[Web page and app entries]
# # # #
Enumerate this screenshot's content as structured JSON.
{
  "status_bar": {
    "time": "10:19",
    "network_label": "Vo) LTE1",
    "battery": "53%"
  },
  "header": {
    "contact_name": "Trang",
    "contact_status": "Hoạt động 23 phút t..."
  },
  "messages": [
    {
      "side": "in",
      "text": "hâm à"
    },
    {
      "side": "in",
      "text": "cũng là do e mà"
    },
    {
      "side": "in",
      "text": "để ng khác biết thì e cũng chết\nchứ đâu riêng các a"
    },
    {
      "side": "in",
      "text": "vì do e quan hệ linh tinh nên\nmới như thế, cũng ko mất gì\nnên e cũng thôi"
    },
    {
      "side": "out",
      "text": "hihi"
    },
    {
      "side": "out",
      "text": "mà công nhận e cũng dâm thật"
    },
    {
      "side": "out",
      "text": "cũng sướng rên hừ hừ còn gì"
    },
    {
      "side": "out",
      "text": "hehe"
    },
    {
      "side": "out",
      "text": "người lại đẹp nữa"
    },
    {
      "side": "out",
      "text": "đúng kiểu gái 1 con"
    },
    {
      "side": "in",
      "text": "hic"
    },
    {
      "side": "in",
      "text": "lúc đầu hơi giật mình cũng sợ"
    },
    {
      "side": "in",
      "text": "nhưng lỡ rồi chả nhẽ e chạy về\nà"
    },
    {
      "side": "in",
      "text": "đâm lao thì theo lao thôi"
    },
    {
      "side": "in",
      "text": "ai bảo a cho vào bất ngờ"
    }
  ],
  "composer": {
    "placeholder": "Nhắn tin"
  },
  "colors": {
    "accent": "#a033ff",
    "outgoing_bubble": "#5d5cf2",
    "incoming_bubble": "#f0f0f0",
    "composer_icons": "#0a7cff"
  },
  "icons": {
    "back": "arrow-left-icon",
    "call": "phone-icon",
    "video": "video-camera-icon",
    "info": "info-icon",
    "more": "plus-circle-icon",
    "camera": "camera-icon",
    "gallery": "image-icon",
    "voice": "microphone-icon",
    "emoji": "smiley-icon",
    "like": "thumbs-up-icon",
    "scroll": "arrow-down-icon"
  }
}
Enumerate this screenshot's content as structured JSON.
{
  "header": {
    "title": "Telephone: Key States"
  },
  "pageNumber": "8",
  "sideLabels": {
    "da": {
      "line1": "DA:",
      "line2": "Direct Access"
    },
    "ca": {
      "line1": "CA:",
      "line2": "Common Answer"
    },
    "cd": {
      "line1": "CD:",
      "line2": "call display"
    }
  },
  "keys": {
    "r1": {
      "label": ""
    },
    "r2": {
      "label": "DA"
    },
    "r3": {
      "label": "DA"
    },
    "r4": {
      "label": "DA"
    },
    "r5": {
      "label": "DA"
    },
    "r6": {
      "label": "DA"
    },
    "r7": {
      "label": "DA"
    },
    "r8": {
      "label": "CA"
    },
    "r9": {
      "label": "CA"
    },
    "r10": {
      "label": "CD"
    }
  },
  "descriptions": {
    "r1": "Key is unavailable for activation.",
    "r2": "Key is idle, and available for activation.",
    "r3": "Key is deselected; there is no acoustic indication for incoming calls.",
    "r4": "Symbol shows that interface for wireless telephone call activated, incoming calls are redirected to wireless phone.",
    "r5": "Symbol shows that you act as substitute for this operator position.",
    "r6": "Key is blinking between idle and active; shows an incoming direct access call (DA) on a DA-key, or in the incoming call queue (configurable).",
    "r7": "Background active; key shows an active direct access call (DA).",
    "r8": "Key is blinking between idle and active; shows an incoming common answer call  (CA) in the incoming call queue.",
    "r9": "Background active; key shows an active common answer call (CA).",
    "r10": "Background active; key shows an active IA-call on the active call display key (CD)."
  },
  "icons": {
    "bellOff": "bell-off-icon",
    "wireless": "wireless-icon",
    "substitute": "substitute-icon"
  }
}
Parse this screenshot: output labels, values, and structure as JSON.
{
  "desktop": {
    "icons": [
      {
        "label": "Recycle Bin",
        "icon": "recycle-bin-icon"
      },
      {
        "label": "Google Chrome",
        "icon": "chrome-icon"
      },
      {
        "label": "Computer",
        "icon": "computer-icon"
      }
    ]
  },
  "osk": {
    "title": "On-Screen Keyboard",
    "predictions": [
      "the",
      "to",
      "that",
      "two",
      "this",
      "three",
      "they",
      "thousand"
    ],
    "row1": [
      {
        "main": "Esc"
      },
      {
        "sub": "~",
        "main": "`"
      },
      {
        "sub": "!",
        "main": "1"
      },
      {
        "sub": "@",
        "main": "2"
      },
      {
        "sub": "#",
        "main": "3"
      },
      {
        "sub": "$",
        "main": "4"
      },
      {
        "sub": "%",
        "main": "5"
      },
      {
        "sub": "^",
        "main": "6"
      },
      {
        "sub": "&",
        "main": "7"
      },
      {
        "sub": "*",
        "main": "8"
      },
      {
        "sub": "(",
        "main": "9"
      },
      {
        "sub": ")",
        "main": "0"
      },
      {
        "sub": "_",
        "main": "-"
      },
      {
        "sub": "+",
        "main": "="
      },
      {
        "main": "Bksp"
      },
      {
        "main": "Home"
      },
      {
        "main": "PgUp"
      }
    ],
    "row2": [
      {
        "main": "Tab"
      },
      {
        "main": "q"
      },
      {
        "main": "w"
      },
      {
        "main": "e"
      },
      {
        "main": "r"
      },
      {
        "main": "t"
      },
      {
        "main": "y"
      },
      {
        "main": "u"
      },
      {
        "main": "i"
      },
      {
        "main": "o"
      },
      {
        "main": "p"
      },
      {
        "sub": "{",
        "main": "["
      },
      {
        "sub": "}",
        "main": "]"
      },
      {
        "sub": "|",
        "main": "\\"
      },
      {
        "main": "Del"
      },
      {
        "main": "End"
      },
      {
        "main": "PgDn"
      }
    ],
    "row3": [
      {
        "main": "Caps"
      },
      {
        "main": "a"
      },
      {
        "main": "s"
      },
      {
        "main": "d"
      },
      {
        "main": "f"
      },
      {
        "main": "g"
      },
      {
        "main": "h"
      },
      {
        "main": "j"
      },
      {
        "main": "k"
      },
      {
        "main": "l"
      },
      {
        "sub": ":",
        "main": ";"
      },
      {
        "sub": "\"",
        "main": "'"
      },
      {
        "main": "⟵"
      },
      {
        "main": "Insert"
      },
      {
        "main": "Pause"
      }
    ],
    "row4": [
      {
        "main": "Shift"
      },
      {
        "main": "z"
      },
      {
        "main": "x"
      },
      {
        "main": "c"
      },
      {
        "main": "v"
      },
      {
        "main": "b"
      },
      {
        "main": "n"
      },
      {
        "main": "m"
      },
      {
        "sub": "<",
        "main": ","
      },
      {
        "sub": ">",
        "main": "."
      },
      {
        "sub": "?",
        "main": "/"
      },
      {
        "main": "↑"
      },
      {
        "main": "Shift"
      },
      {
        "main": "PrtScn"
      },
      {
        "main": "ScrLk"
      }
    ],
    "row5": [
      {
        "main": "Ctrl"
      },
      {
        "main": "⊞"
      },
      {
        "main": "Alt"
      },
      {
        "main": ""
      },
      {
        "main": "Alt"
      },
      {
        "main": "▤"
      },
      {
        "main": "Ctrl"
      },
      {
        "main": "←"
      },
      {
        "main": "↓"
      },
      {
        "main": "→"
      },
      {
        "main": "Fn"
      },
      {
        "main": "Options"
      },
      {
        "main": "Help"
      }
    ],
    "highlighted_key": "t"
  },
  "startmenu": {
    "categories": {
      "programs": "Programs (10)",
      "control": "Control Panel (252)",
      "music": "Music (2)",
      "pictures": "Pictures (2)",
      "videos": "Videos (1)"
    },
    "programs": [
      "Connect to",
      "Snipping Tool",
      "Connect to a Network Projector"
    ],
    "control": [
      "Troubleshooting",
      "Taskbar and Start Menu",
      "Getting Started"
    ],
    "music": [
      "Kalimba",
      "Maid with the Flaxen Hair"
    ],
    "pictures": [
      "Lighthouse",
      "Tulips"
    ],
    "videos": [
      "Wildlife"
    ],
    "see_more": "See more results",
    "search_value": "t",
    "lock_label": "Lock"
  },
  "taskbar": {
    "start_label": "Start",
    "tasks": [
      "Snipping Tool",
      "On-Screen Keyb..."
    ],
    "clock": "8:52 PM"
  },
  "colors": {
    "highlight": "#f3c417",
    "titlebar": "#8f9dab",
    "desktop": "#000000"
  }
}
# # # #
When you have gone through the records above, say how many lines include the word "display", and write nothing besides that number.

2